Biden’s national security advisor, Jake Sullivan, last month sought to head off any efforts by China to blame US policies for its slowdown, arguing that the US wasn’t “seeking to slow down China’s economy or weaken China’s economic growth.” He and a long list of Biden officials have stressed the need for ongoing dialogue between the two economic heavyweights and that they are not seeking to decouple from China.
Harris, who used to work alongside Sullivan in the White House and helped draft a speech laying out a new vision for US economic policy he delivered in April, is among those who worry China’s faltering could cause leaders in Beijing to act more rashly. “A stagnant Chinese economy could well push Beijing toward more geopolitical volatility,” she says.

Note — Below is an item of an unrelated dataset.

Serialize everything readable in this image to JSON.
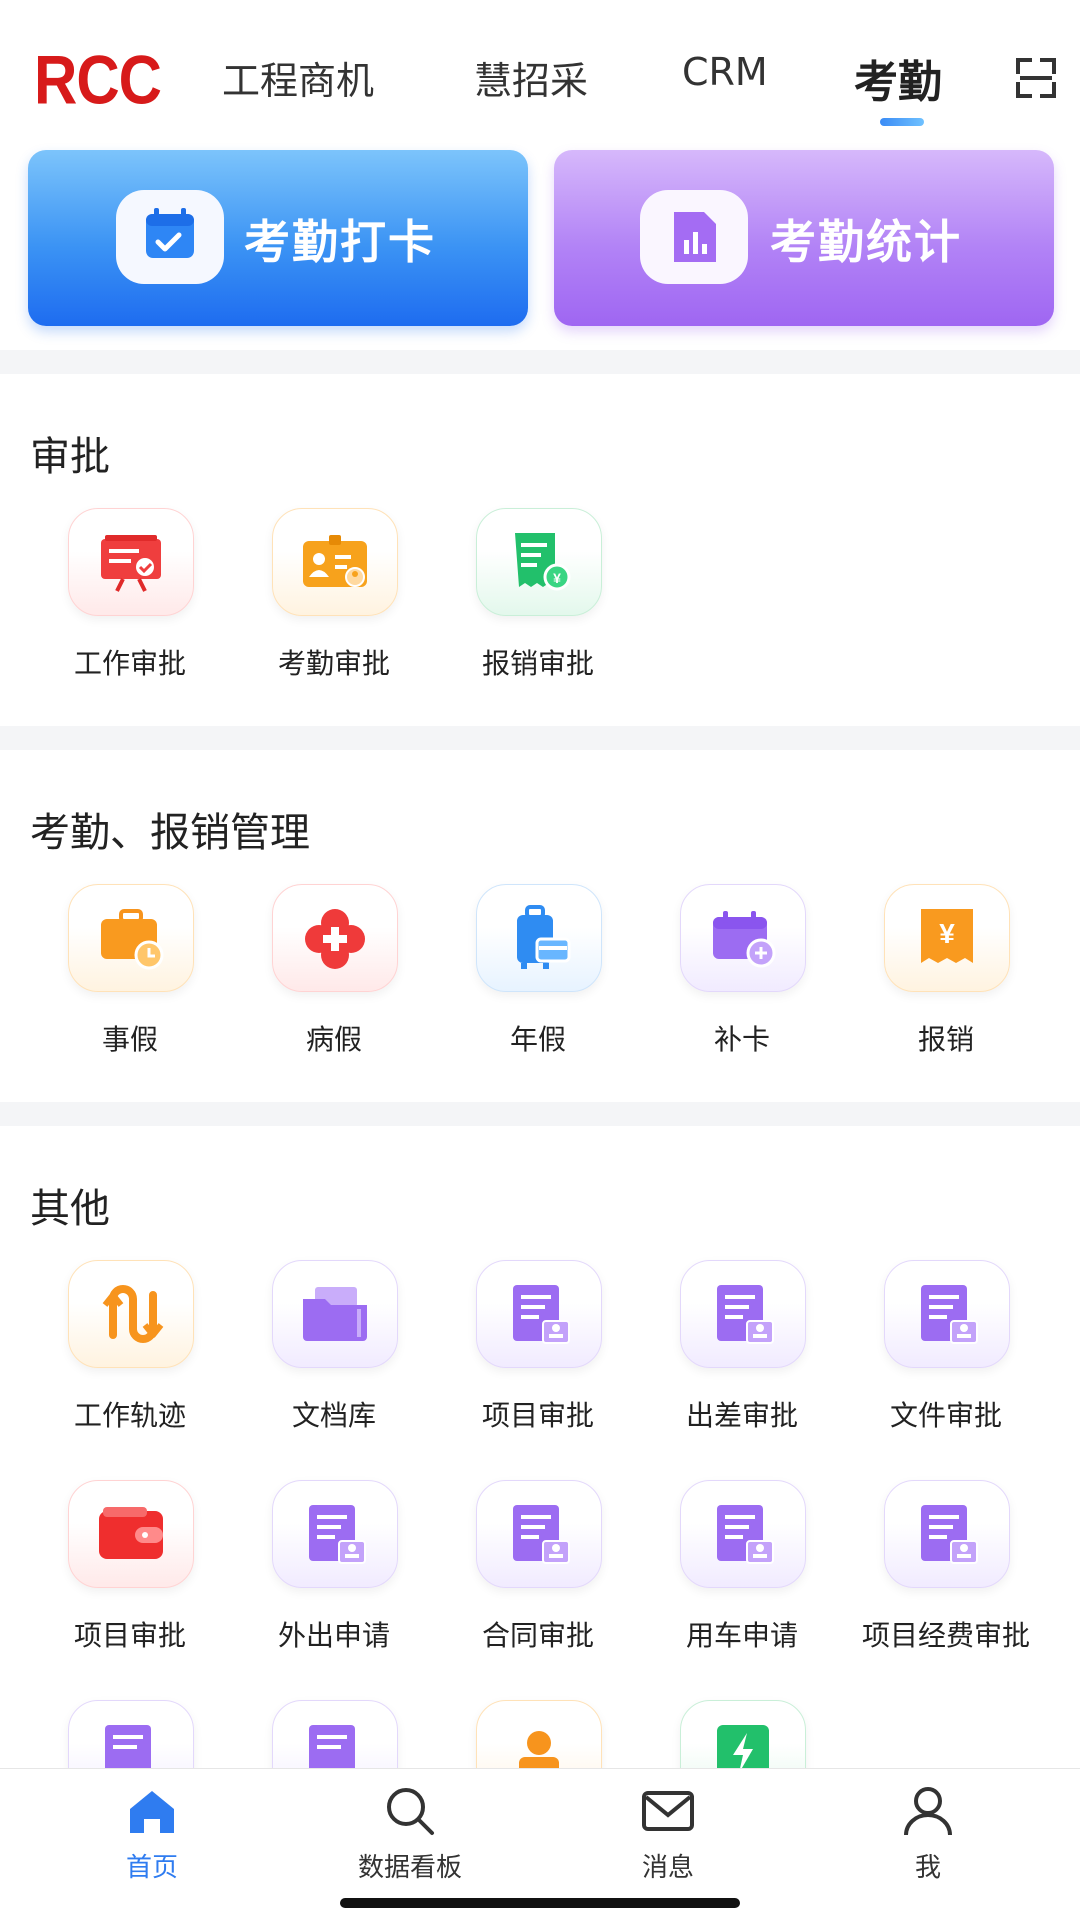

The more benign view is that the slowdown will be a blow to China’s push to sell its economic model as an alternative to those promoted by Western democracies. Or that it will cause China’s leaders to focus on domestic concerns and become less assertive on the global stage. “You could see it leading to a kind of a de-escalation of competition between the United States and China, particularly with respect to the rest of the world,” the Asia Society’s Cutler says.
On either side of that debate, those in the halls of power agree that even if a China growing more slowly would momentarily ease competition, Beijing will remain a formidable competitor in the global economy for many years to come.
“In key areas, Beijing remains powerful and ambitious: Its defense spending and military might continue to increase, its diplomacy is global, and it is party to economic arrangements that the United States is not,” says Fontaine of the Center for a New American Security. “Reports of its geopolitical demise are utterly premature.”
Source from: Bloomberg